The graduate assistants who work for Jonathan appreciate his approach to teaching and mentoring them. Mike Fox, one of Dewhirst’s graduate assistants, describes Jonathan as laid back. “He gives us a chance to learn instead of just being like this is how we are going to do it, and this is how you are going to have to do it,” says Fox. Lance Boehm, another Graduate Assistant, describes him as supportive. Boehm says, “Jonathan gives us a lot of freedom to help run the program here,”. “He’s always allowing us to learn and be able to learn by doing,” says Boehm. Dewhirst’s approach is obviously effective. Former assistants of his now work at the sports and recreation departments at Loyola Chicago, Emporia State and Samford University as intramural sports directors.
Dewhirst also believes students are the most challenging aspect of his job. Typically, when students become officials for Jonathan, they either do not know much about the sport or they do not have confidence in themselves as an official. “They are looking at you bug-eyed like ‘I don’t have a clue what I’m doing’,” says Dewhirst. By the end of the season, some are confident and really progressed while others have not. “It becomes disappointing sometimes, and it is not very often, but it’s just like you have so much potential and you’re not using that potential, you’re not using that ability to lead or grow… you’re not challenging yourself to be better,”.
Running intramural sports leagues does come with challenges. The biggest issue with intramurals is simply getting people to play. In his first five or six years at OU, participation in intramurals increased steadily. Now, their numbers have plateaued. Students choose not to participate for various reasons. Some students may not have time while others may stray away because of their athletic ability. Some just have no interest in sports or fitness at all.

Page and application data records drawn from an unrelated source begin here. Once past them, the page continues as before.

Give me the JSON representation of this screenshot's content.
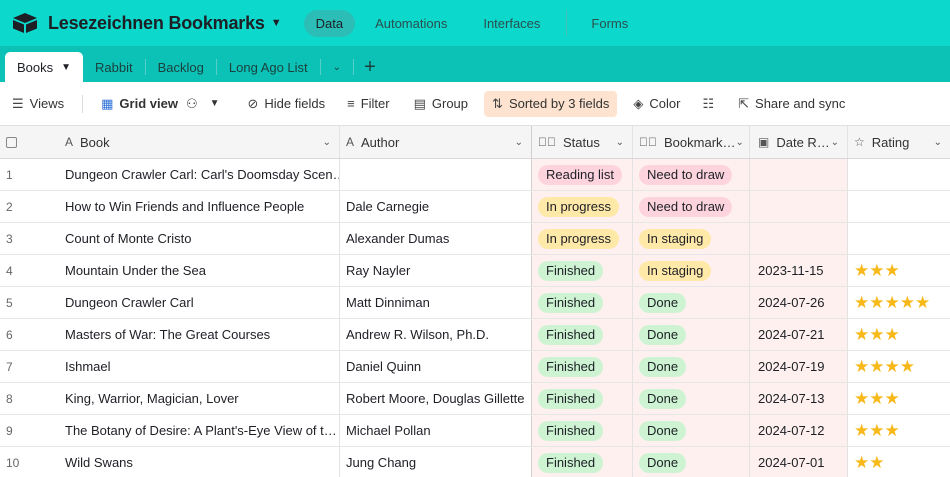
{
  "app": {
    "title": "Lesezeichnen Bookmarks",
    "nav": {
      "data": "Data",
      "automations": "Automations",
      "interfaces": "Interfaces",
      "forms": "Forms"
    },
    "accent": "#0dd8cc"
  },
  "tabs": {
    "active": "Books",
    "others": [
      "Rabbit",
      "Backlog",
      "Long Ago List"
    ]
  },
  "toolbar": {
    "views": "Views",
    "grid_view": "Grid view",
    "hide_fields": "Hide fields",
    "filter": "Filter",
    "group": "Group",
    "sorted": "Sorted by 3 fields",
    "color": "Color",
    "share": "Share and sync"
  },
  "columns": {
    "book": "Book",
    "author": "Author",
    "status": "Status",
    "bookmark": "Bookmark…",
    "date": "Date R…",
    "rating": "Rating"
  },
  "rows": [
    {
      "n": "1",
      "book": "Dungeon Crawler Carl: Carl's Doomsday Scen…",
      "author": "",
      "status": "Reading list",
      "bookmark": "Need to draw",
      "date": "",
      "stars": ""
    },
    {
      "n": "2",
      "book": "How to Win Friends and Influence People",
      "author": "Dale Carnegie",
      "status": "In progress",
      "bookmark": "Need to draw",
      "date": "",
      "stars": ""
    },
    {
      "n": "3",
      "book": "Count of Monte Cristo",
      "author": "Alexander Dumas",
      "status": "In progress",
      "bookmark": "In staging",
      "date": "",
      "stars": ""
    },
    {
      "n": "4",
      "book": "Mountain Under the Sea",
      "author": "Ray Nayler",
      "status": "Finished",
      "bookmark": "In staging",
      "date": "2023-11-15",
      "stars": "★★★"
    },
    {
      "n": "5",
      "book": "Dungeon Crawler Carl",
      "author": "Matt Dinniman",
      "status": "Finished",
      "bookmark": "Done",
      "date": "2024-07-26",
      "stars": "★★★★★"
    },
    {
      "n": "6",
      "book": "Masters of War: The Great Courses",
      "author": "Andrew R. Wilson, Ph.D.",
      "status": "Finished",
      "bookmark": "Done",
      "date": "2024-07-21",
      "stars": "★★★"
    },
    {
      "n": "7",
      "book": "Ishmael",
      "author": "Daniel Quinn",
      "status": "Finished",
      "bookmark": "Done",
      "date": "2024-07-19",
      "stars": "★★★★"
    },
    {
      "n": "8",
      "book": "King, Warrior, Magician, Lover",
      "author": "Robert Moore, Douglas Gillette",
      "status": "Finished",
      "bookmark": "Done",
      "date": "2024-07-13",
      "stars": "★★★"
    },
    {
      "n": "9",
      "book": "The Botany of Desire: A Plant's-Eye View of t…",
      "author": "Michael Pollan",
      "status": "Finished",
      "bookmark": "Done",
      "date": "2024-07-12",
      "stars": "★★★"
    },
    {
      "n": "10",
      "book": "Wild Swans",
      "author": "Jung Chang",
      "status": "Finished",
      "bookmark": "Done",
      "date": "2024-07-01",
      "stars": "★★"
    }
  ]
}
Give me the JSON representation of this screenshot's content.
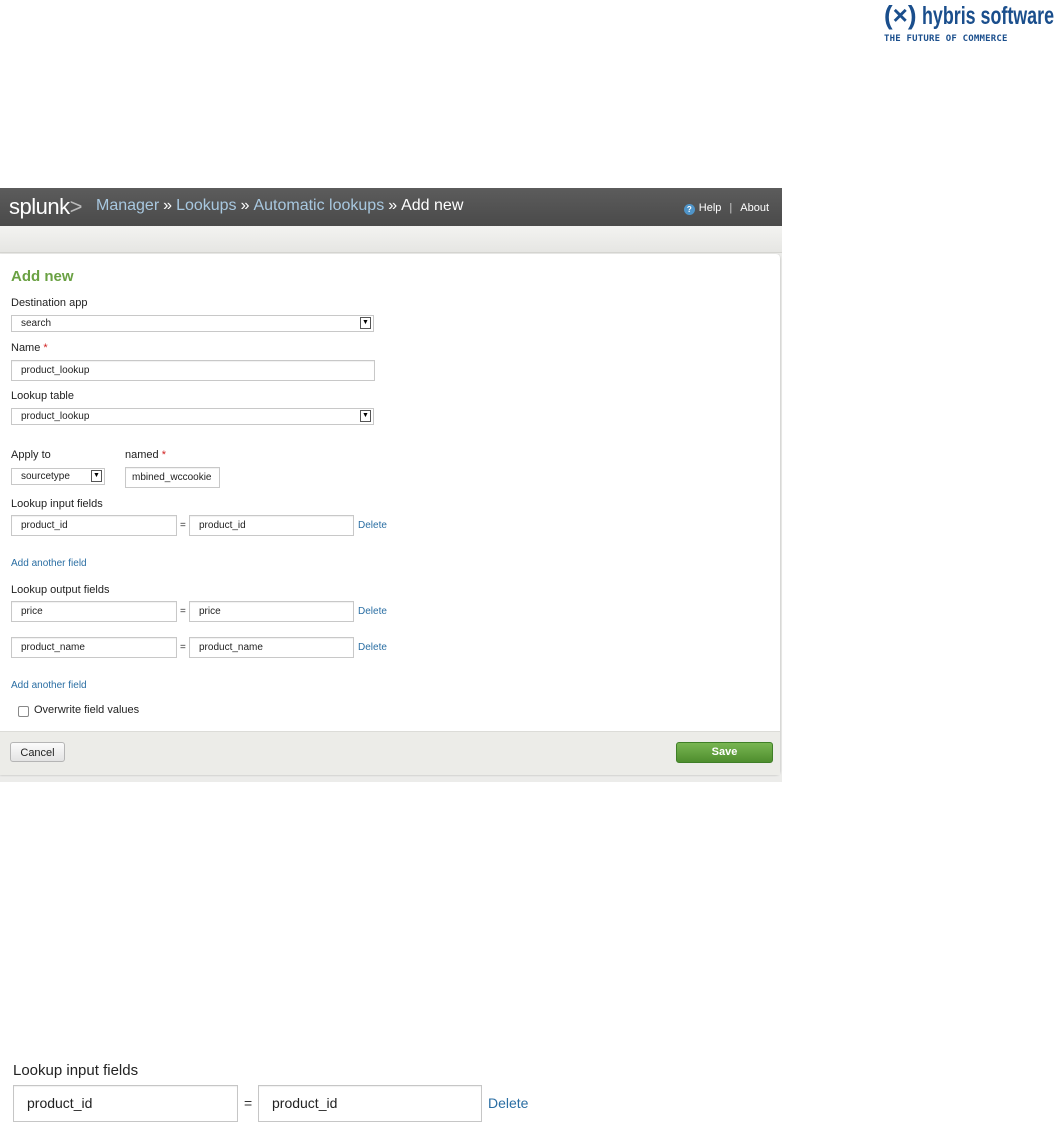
{
  "brand": {
    "name": "hybris software",
    "tagline": "THE FUTURE OF COMMERCE",
    "color": "#1a4e8c"
  },
  "topbar": {
    "logo_text": "splunk",
    "logo_mark": ">",
    "breadcrumbs": [
      "Manager",
      "Lookups",
      "Automatic lookups"
    ],
    "current": "Add new",
    "separator": "»",
    "help_label": "Help",
    "about_label": "About",
    "divider": "|",
    "help_icon": "question-circle-icon"
  },
  "form": {
    "title": "Add new",
    "destination_app": {
      "label": "Destination app",
      "value": "search"
    },
    "name": {
      "label": "Name",
      "required_mark": "*",
      "value": "product_lookup"
    },
    "lookup_table": {
      "label": "Lookup table",
      "value": "product_lookup"
    },
    "apply_to": {
      "label": "Apply to",
      "value": "sourcetype"
    },
    "named": {
      "label": "named",
      "required_mark": "*",
      "value": "mbined_wccookie"
    },
    "input_fields": {
      "label": "Lookup input fields",
      "rows": [
        {
          "left": "product_id",
          "eq": "=",
          "right": "product_id",
          "delete": "Delete"
        }
      ],
      "add_label": "Add another field"
    },
    "output_fields": {
      "label": "Lookup output fields",
      "rows": [
        {
          "left": "price",
          "eq": "=",
          "right": "price",
          "delete": "Delete"
        },
        {
          "left": "product_name",
          "eq": "=",
          "right": "product_name",
          "delete": "Delete"
        }
      ],
      "add_label": "Add another field"
    },
    "overwrite": {
      "label": "Overwrite field values",
      "checked": false
    },
    "cancel_label": "Cancel",
    "save_label": "Save",
    "accent_color": "#6aa143"
  },
  "zoom": {
    "label": "Lookup input fields",
    "left": "product_id",
    "eq": "=",
    "right": "product_id",
    "delete": "Delete"
  }
}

Dewhirst believes that maintaining a balance between more competitive teams and less competitive teams helps encourage students to participate. There is a place for students looking to compete and win as well as students who just play to have fun. No matter where on that spectrum a student falls, there is an opportunity. Despite this, intramural numbers at campuses across the nation have started to drop off. While colleges are trying to maintain participation, it seems this trend will continue. Gerry Armstrong, Assistant Director of OU Fitness and Recreation, believes trends in participation are cyclical. “You’ll see times of increase and everybody is excited, and they are being a part of it. Then you’ll find maybe one or two classes that aren’t as involved in athletics, and then they start to decline. So, you kind of ride the wave,” says Armstrong.
While intramural sports may just be a way to pass time for most people, it is more than that to Jonathan Dewhirst. It is an opportunity for students to make friends and meet new people, to stay active, to get their mind off of school and responsibilities and to have fun. It is a way for him to be involved with the student body and to see growth in students of all backgrounds. It is more than a game of flag football or softball. It is more than teaching a student to be a referee. It is a place where anyone and everyone, even Baker Mayfield, can enjoy the fellowship and fun that comes with sports. Big or small, athletically gifted or not, Jonathan Dewhirst wants students to get involved.